■ Work instructions ■
If a line in the data below includes the string "Numi", please return a copy of it.

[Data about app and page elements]
• • • •

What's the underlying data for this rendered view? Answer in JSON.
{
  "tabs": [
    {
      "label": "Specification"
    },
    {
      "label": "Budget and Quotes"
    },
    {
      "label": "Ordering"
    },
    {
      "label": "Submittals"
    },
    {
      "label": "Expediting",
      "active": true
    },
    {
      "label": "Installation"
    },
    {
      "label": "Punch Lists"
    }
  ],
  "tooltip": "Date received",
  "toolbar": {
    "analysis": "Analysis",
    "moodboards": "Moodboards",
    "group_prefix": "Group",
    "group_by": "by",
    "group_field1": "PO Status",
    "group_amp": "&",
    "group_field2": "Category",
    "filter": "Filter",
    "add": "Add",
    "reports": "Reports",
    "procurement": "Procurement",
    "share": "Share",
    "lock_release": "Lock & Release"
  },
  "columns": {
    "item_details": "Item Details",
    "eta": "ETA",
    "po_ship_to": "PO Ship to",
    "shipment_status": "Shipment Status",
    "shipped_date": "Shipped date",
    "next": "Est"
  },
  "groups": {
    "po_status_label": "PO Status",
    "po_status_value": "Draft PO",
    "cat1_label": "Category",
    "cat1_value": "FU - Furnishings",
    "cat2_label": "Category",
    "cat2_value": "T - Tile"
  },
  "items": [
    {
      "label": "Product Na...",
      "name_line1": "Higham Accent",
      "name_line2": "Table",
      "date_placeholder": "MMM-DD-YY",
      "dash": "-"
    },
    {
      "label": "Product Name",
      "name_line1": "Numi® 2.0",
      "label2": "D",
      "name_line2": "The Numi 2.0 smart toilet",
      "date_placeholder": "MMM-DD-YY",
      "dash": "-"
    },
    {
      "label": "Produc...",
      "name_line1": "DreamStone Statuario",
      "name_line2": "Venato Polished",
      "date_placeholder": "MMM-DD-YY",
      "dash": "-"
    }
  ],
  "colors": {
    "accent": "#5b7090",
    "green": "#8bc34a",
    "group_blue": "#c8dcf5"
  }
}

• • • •

■ Answer to the exercise ■
      "name_line1": "Numi® 2.0",
      "name_line2": "The Numi 2.0 smart toilet",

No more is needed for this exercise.